START Records to process
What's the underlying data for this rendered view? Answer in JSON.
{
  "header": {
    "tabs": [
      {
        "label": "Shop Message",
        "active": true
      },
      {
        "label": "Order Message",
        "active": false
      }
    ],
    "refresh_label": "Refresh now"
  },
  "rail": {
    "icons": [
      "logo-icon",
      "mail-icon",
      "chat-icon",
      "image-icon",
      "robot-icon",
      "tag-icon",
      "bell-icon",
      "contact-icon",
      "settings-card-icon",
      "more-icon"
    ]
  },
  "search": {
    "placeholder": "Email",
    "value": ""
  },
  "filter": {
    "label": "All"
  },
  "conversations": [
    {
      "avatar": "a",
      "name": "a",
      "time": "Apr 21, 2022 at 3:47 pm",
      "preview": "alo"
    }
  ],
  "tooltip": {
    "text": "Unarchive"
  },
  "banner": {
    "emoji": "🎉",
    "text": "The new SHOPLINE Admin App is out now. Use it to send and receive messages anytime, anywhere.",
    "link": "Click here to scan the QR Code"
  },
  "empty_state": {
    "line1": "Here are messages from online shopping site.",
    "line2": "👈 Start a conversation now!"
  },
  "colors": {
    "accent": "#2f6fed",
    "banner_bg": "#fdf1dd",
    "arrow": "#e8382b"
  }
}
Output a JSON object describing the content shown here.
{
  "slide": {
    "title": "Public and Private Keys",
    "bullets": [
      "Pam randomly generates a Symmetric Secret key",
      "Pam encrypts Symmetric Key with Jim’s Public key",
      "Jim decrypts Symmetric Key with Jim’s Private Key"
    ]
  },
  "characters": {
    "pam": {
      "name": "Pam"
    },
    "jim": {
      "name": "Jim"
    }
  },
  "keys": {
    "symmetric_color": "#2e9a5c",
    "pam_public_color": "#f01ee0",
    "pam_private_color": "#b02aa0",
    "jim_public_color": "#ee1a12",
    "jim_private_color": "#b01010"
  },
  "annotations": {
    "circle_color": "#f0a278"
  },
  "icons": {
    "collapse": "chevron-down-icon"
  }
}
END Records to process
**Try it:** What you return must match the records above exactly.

**Your response:**
What's the underlying data for this rendered view? Answer in JSON.
{
  "header": {
    "tabs": [
      {
        "label": "Shop Message",
        "active": true
      },
      {
        "label": "Order Message",
        "active": false
      }
    ],
    "refresh_label": "Refresh now"
  },
  "rail": {
    "icons": [
      "logo-icon",
      "mail-icon",
      "chat-icon",
      "image-icon",
      "robot-icon",
      "tag-icon",
      "bell-icon",
      "contact-icon",
      "settings-card-icon",
      "more-icon"
    ]
  },
  "search": {
    "placeholder": "Email",
    "value": ""
  },
  "filter": {
    "label": "All"
  },
  "conversations": [
    {
      "avatar": "a",
      "name": "a",
      "time": "Apr 21, 2022 at 3:47 pm",
      "preview": "alo"
    }
  ],
  "tooltip": {
    "text": "Unarchive"
  },
  "banner": {
    "emoji": "🎉",
    "text": "The new SHOPLINE Admin App is out now. Use it to send and receive messages anytime, anywhere.",
    "link": "Click here to scan the QR Code"
  },
  "empty_state": {
    "line1": "Here are messages from online shopping site.",
    "line2": "👈 Start a conversation now!"
  },
  "colors": {
    "accent": "#2f6fed",
    "banner_bg": "#fdf1dd",
    "arrow": "#e8382b"
  }
}
Output a JSON object describing the content shown here.
{
  "slide": {
    "title": "Public and Private Keys",
    "bullets": [
      "Pam randomly generates a Symmetric Secret key",
      "Pam encrypts Symmetric Key with Jim’s Public key",
      "Jim decrypts Symmetric Key with Jim’s Private Key"
    ]
  },
  "characters": {
    "pam": {
      "name": "Pam"
    },
    "jim": {
      "name": "Jim"
    }
  },
  "keys": {
    "symmetric_color": "#2e9a5c",
    "pam_public_color": "#f01ee0",
    "pam_private_color": "#b02aa0",
    "jim_public_color": "#ee1a12",
    "jim_private_color": "#b01010"
  },
  "annotations": {
    "circle_color": "#f0a278"
  },
  "icons": {
    "collapse": "chevron-down-icon"
  }
}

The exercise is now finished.